Colorful dog toys for your Cavapoo
If you are looking for some brightly colored dog toy inspiration, then you may be interested in the Goughnuts indestructible ball – we love this brand and have featured it in some of our best toy reviews. Made from the same rubber that astronauts use for spaceships, this tough chew toy ball isn’t particularly pretty but has been built with the specific purpose of being incredibly durable and better than that, it comes in the color yellow!No products found.
Likewise the Goughnuts pull toy (see on Amazon) is great for a game of tug of war and will be visually appealing for your Cavapoo as it comes in the colors yellow and blue.
Alternatively, if you are looking for a dog toy that your Cavapoo will go “quackers” for, then why not invest in this squeaky toy duck (see on Amazon). It has a rounded bottom and a narrow neck making it easy for both large and small Cavapoos to grip, and it comes with a small squeaker buried deep inside. This does not affect the quality of the squeak but make it harder for the dog to access.No products found.
How do dogs eyes work?
Your dog may look you adoringly in the eye, but have you ever truly look in theirs? A dog’s eye is made up of many facets including:-
Sclera – the outermost layer of the eyeball is made up of a tough connective tissue that surrounds most of the eye, although it does not cover the centre. It serves as an attachment for the muscles that move the eyes around.
Cornea – Over the pupil, the sclera merges with the cornea (which is transparent) allowing light to pass through into the eye beneath.
Choroid – This next layer contains all of the blood vessels necessary to supply blood to the eye. Over the centre of the eye, the Choroid merges into the iris.
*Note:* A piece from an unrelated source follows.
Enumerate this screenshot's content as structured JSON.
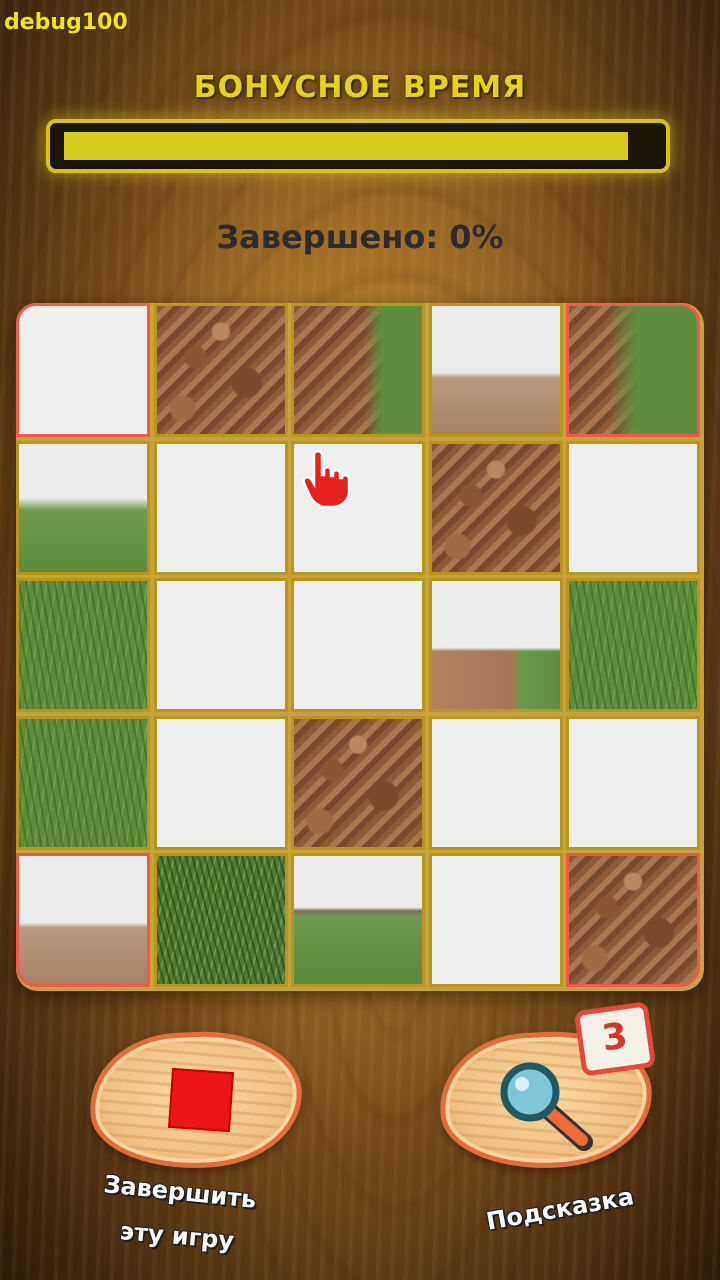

Iris – The is is the colored part of the eye which has many muscles that constrict in response to high light levels. The ciliary body is the muscle layer that suspends the lens and is responsible for stretching it so that it can focus on objects at different distances.
Did you know – “Dog’s eyes shine at night because they have a reflective ‘tapetum’ which bounces light back into the eye to enhance their night vision”
Retina – this is the final layer of the eye and the part that contains the sensory cells and neurons. These are rods and cones. The rods do not provide any color vision but they do work well in low light. In contrast and in order to compliment, the cones don’t work at all in low light but provide color and good detail in strong light.
Optic nerve – All the information from the rods and cones is fed through to the optic nerve, which runs from the back of the eye, through the skull and to the brain.
Did you know – “Dogs eyes have a blind spot (in fact all mammals fo). This is the area over the optic nerve where there are no rods or cones. Luckily the other eye compensates for this blind spot by providing an image”.
Progressive Retinal Atrophy in Cavapoos
Unfortunately your dog’s eyes are very sensitive and there are a number of diseases that can effect them. Probably the most common one for a Cavapoo owner to look out for is Progressive retinal atrophy (PRA).
Atrophy means the partial or complete wasting of a body part and PRA is a group of degenerative diseases that affect these photoreceptor cells. With this disease, the cells deteriorate over time, eventually leading to blindness in your dog.
Although progressive retinal atrophy can occur in any breed of dog, it is an inherited disease that can also occur in mixed breeds if the parents are carriers.
Dog breeds prone to this eye condition, include Cavalier King Charles Spaniels as well as miniature and toy Poodles, so it is important that you get make sure that your Cavapoos parents have been health checked before purchasing. This enables you to identify if they are carriers of the PRA gene, because even if they are not show signs of it themselves, it is still possible to pass the disease on to their offspring.
So whilst Cavapoos are not color blind in the sense that you or I might be, they are limited in the colors they see. So next time you are at the pet store and are debating which ball to buy, make sure you pick up either a yellow or blue for your Cavapoo, as they are much more likely to enjoy playing with a toy that appears vibrant.